[App and web page records]
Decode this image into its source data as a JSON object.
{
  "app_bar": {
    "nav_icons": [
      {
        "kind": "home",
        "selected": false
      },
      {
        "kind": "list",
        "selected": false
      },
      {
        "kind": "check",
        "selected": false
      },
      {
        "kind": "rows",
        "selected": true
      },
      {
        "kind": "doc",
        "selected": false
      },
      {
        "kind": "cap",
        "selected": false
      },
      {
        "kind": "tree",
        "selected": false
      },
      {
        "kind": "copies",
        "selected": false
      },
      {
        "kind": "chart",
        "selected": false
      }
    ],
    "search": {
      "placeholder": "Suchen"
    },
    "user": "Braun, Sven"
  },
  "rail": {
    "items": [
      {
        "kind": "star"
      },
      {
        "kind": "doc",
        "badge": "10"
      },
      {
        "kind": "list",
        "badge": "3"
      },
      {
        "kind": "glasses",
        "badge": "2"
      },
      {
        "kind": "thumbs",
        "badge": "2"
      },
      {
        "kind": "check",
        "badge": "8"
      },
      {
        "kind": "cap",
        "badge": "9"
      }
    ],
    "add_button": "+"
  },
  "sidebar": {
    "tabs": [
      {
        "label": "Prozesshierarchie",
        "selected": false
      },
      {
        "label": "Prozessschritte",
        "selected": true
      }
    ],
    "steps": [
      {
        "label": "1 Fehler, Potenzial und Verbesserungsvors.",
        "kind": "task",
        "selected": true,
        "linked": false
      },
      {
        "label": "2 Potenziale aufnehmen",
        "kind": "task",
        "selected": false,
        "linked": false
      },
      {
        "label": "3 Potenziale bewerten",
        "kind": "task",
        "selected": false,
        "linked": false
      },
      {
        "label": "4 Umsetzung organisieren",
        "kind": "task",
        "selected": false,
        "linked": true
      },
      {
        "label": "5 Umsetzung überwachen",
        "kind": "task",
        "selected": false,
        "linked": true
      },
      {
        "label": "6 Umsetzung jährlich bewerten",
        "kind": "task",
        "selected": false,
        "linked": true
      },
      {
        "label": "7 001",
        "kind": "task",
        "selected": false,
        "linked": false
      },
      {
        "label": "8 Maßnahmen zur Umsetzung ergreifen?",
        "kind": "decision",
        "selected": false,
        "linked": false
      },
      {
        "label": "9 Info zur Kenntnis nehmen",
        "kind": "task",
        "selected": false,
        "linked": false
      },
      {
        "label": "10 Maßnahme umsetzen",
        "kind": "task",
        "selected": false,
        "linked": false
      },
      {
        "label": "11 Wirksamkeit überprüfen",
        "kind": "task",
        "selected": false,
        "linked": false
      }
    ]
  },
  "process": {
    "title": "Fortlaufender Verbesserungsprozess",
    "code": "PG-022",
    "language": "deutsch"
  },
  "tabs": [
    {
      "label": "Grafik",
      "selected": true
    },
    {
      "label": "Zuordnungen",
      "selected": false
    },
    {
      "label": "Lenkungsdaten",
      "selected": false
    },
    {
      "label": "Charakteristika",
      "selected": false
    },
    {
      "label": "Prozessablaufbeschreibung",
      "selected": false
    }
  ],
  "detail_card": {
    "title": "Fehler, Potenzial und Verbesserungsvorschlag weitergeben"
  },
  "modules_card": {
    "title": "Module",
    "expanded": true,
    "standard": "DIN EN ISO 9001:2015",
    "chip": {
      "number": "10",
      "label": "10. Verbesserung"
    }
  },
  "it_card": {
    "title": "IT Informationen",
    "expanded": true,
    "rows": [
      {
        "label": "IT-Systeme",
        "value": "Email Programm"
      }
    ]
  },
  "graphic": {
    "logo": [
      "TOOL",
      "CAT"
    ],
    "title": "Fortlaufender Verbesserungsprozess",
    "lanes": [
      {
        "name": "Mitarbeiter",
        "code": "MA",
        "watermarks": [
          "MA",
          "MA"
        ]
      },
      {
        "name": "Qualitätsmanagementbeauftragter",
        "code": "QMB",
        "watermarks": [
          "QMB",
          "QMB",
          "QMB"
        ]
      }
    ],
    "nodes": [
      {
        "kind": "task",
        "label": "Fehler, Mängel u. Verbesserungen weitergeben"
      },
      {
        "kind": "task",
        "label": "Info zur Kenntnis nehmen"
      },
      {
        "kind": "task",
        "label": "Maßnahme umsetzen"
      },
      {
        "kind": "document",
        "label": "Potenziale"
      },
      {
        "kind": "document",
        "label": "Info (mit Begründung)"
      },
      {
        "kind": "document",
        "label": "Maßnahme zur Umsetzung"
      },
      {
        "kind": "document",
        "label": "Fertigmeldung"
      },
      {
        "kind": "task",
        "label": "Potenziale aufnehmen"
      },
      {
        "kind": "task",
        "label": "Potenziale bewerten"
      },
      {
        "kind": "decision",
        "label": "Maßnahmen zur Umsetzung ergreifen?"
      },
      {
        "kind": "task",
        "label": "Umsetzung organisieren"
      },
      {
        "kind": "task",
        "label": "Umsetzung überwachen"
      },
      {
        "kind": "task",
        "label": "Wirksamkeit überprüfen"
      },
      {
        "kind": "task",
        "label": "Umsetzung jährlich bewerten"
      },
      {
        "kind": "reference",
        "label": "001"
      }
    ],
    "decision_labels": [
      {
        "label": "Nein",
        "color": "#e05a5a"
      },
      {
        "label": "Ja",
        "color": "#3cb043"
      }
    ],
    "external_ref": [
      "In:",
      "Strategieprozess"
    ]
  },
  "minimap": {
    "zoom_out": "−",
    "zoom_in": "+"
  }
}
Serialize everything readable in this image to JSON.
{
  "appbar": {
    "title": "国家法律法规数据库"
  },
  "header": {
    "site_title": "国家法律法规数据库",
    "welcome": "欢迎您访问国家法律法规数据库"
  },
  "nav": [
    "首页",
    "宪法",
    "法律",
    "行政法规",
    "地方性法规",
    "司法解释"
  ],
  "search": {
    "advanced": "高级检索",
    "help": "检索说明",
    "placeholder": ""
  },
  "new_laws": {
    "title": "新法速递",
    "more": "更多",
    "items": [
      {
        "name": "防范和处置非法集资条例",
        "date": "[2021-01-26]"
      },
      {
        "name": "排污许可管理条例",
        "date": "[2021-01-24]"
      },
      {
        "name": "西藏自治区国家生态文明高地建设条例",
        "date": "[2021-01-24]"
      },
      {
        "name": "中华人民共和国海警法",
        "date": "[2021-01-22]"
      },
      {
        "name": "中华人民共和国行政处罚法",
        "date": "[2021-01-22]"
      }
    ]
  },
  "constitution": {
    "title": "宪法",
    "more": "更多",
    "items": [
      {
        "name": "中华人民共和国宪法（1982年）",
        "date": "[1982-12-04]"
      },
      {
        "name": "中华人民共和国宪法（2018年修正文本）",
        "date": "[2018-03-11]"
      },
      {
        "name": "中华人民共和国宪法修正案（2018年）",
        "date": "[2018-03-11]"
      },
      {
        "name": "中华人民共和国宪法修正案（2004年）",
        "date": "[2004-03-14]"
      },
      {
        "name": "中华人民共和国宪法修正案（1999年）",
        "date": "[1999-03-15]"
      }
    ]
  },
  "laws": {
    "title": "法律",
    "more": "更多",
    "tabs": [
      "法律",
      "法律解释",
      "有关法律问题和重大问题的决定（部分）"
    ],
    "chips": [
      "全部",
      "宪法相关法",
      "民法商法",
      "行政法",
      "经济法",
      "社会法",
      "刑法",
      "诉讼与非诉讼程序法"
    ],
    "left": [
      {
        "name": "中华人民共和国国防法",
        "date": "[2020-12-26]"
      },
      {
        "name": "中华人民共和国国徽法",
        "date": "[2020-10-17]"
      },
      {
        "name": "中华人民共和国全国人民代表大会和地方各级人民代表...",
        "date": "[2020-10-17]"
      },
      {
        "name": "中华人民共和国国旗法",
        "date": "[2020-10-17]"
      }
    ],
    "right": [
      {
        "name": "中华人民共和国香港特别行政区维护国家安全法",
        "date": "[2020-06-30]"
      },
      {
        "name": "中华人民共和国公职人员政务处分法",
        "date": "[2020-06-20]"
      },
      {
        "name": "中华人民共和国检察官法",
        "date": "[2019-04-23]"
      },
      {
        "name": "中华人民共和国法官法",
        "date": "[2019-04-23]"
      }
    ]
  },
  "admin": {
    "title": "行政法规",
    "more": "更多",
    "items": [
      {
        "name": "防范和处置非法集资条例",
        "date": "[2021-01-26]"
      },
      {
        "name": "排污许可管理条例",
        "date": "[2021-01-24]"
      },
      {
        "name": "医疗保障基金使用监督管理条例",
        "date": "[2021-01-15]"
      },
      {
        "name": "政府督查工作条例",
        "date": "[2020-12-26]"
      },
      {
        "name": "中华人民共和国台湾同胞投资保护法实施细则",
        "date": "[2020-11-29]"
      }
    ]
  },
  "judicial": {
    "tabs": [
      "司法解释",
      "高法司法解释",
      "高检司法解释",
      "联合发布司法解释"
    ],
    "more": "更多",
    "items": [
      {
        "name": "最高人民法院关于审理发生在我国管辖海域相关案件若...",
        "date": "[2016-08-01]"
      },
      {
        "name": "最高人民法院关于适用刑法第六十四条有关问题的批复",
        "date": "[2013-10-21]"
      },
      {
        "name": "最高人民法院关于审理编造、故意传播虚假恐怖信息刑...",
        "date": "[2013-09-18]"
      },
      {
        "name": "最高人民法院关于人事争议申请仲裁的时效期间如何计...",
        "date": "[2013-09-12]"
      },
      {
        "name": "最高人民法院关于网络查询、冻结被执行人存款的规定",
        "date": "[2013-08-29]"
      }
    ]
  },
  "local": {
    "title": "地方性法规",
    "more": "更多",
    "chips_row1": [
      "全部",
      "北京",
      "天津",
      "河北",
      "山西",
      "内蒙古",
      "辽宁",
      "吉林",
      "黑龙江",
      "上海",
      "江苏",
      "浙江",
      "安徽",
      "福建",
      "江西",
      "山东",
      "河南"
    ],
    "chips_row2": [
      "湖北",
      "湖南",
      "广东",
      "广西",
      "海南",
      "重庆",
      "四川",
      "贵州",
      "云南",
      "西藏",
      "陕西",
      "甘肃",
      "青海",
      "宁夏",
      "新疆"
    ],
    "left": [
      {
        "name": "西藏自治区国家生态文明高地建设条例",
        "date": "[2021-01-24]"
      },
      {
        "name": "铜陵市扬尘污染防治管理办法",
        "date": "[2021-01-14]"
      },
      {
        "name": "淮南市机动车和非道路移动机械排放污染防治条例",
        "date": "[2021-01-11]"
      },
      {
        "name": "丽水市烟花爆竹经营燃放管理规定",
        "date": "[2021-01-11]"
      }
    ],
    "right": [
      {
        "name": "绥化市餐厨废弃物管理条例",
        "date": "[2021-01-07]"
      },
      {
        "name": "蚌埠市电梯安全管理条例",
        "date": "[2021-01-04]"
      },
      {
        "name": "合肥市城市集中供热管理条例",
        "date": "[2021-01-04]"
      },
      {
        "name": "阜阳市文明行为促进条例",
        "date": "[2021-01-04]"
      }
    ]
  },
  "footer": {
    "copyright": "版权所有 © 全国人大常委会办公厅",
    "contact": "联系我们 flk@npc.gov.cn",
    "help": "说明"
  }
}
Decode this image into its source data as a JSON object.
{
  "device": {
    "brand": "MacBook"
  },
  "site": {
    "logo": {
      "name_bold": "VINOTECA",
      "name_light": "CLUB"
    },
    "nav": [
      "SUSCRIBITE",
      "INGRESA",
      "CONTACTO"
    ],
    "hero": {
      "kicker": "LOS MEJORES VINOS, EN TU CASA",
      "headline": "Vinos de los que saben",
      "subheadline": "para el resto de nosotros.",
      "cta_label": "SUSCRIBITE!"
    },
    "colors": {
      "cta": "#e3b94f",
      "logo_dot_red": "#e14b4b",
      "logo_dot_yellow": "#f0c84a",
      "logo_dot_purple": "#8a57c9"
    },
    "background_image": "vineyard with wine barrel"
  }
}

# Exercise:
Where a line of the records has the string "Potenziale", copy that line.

# Written reply:
        "label": "2 Potenziale aufnehmen",
        "label": "3 Potenziale bewerten",
        "label": "Potenziale"
        "label": "Potenziale aufnehmen"
        "label": "Potenziale bewerten"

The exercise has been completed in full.